The next time you are in a park, keep an eye out for a greyish-looking bird having a horn-like bill. They are usually found perching on neem, pipal, banyan and gulmohar trees. Out of 54 species of Hornbills globally, nine are found in India and only one species, Indian Grey Hornbill, is found in Gujarat. They are common residents of north, central, and south Gujarat regions.
The Indian Grey Hornbill is known for its conjugal love relationship. The level of trust and bond they share is simply amazing. In Gujarati, the male Indian grey hornbill is fondly called vahughelo, meaning, a doting husband. Why? Because once the pair finds a nesting site in a tree hollow, the female sheds her flight feathers and stays inside the nest to hatch the eggs. Then, the male brings mud pellets to the female and she seals the entrance of the nest using them with her excreta. She keeps only one vertical slit open at the entrance to bring her beak out to get the food and shoot faeces far outside from that crack only. Thus, she entirely trusts her partner with her food requirements for about two months while using her shed feathers for layering the nest. Everyday, the male travels long distances to collect food and feeds the regurgitated food to the female, just like a young lover would go, “Crazy for you! I trust you with my life!”
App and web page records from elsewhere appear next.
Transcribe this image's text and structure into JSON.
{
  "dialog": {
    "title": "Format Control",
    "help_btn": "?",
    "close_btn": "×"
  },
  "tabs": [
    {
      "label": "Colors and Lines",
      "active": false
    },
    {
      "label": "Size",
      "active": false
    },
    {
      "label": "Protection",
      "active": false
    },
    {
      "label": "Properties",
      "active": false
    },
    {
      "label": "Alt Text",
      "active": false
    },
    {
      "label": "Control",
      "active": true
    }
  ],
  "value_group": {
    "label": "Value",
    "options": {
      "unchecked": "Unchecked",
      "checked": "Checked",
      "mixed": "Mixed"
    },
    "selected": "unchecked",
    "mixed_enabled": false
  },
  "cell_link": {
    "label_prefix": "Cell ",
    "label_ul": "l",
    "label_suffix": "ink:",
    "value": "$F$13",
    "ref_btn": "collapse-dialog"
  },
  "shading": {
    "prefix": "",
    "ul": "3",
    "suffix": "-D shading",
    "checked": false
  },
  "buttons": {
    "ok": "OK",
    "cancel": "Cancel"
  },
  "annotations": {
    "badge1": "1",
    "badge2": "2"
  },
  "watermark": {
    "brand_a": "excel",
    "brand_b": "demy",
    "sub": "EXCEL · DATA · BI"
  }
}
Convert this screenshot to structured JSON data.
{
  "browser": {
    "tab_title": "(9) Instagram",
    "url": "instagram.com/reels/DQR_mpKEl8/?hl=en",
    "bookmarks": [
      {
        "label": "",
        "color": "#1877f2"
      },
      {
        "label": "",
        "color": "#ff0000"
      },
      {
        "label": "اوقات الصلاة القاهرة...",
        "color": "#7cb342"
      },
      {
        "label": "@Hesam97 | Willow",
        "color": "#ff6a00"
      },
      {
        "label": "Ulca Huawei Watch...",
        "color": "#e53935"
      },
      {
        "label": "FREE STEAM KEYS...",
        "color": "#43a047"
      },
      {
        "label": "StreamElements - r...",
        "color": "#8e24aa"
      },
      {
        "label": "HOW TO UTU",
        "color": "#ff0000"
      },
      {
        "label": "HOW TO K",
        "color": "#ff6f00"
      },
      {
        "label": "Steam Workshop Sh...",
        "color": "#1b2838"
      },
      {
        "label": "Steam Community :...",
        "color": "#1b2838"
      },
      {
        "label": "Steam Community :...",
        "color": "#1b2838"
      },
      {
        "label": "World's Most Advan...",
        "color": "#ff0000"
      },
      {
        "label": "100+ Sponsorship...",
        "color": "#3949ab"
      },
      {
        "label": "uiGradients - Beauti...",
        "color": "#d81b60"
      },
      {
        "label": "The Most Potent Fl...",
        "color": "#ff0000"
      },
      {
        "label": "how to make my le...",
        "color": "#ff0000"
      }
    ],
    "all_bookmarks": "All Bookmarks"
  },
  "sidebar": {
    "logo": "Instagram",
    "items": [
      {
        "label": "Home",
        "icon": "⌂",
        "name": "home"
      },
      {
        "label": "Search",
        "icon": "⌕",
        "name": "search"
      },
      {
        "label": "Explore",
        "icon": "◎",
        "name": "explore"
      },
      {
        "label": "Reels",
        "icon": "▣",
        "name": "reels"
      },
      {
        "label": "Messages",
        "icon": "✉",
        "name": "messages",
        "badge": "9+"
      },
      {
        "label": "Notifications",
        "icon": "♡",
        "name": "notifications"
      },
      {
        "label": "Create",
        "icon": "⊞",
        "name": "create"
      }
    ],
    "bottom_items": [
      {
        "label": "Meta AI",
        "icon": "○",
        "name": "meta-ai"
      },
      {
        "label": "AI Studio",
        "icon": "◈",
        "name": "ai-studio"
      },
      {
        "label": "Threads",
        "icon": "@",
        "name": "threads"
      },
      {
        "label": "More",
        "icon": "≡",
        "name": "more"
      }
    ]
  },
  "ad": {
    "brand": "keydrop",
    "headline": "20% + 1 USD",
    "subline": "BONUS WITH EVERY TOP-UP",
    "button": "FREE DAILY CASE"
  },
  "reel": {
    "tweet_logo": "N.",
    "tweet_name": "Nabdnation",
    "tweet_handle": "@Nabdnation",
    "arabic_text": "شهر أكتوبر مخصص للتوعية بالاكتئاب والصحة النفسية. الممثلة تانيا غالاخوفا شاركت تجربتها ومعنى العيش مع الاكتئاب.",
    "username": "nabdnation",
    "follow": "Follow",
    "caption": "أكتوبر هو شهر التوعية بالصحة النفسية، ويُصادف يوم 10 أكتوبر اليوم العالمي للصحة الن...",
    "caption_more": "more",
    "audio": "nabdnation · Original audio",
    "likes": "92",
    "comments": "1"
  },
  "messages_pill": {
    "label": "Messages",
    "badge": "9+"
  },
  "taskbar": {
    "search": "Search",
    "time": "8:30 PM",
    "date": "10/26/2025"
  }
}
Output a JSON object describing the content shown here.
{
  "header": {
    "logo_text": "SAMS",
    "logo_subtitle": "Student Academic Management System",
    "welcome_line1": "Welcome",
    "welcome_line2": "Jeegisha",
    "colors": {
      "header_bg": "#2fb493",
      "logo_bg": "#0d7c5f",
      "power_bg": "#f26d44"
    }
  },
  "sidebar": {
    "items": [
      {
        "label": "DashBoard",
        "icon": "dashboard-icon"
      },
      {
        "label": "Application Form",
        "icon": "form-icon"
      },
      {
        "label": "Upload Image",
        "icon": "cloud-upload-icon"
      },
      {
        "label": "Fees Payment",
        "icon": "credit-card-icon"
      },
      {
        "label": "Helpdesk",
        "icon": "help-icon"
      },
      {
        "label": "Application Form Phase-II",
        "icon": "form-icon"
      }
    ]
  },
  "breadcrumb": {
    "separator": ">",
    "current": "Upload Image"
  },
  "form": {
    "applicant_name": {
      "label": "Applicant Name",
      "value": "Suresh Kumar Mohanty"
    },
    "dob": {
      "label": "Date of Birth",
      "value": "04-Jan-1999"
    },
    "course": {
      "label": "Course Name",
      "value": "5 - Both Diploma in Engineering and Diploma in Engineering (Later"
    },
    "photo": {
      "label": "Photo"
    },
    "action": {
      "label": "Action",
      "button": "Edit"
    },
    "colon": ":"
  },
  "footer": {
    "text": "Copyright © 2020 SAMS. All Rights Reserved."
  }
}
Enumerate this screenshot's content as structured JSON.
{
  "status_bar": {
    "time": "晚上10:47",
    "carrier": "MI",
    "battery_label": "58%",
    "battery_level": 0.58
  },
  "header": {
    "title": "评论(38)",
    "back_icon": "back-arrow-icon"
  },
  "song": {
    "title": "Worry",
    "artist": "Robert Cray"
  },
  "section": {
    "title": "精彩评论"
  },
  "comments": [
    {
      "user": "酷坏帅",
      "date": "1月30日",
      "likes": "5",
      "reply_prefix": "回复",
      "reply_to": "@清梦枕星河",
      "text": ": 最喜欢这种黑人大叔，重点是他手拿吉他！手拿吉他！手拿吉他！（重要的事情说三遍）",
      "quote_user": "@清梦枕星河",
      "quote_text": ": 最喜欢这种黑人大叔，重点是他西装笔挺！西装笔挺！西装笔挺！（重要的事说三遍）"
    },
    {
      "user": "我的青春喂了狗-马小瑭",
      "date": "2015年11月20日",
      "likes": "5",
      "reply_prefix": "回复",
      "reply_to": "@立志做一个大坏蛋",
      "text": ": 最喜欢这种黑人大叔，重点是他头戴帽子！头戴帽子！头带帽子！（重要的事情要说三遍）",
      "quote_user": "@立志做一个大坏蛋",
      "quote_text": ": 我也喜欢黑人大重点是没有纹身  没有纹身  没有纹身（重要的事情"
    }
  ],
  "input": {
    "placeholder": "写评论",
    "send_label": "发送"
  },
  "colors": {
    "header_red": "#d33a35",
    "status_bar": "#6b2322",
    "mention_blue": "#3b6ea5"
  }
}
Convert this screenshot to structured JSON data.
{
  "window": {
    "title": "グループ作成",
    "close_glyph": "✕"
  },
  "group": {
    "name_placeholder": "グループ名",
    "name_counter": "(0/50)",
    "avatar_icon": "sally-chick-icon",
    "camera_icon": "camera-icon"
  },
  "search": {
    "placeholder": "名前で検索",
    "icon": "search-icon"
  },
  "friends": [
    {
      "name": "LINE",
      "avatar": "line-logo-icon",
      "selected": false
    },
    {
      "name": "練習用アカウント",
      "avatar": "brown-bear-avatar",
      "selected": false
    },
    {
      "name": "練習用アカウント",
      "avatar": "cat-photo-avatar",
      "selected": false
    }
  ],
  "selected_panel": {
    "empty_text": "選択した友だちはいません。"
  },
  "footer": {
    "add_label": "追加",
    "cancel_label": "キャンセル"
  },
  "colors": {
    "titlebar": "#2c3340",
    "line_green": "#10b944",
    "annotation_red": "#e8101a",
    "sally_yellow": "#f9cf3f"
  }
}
This photo, clicked on the Ahmedabad University campus in Ahmedabad, Gujarat, is proof that these birds have taken well to city life. They are usually found in a pair or small group. It should be noted that Indian Grey Hornbills have changed their moving pattern in Gujarat. Before 1936, they were plentiful in the Gir forest during winter months which is reduced to a few isolated records in recent decades though their local migration pattern, if any, remains a phenomenon to be studied.
This is an excerpt of an article written by Jayendra Bhalodiya, Assistant Professor, School of Engineering and Applied Science, first appeared in Indian Express. Professor Bhalodiya is a passionate wildlife photographer, his favourite subjects being birds.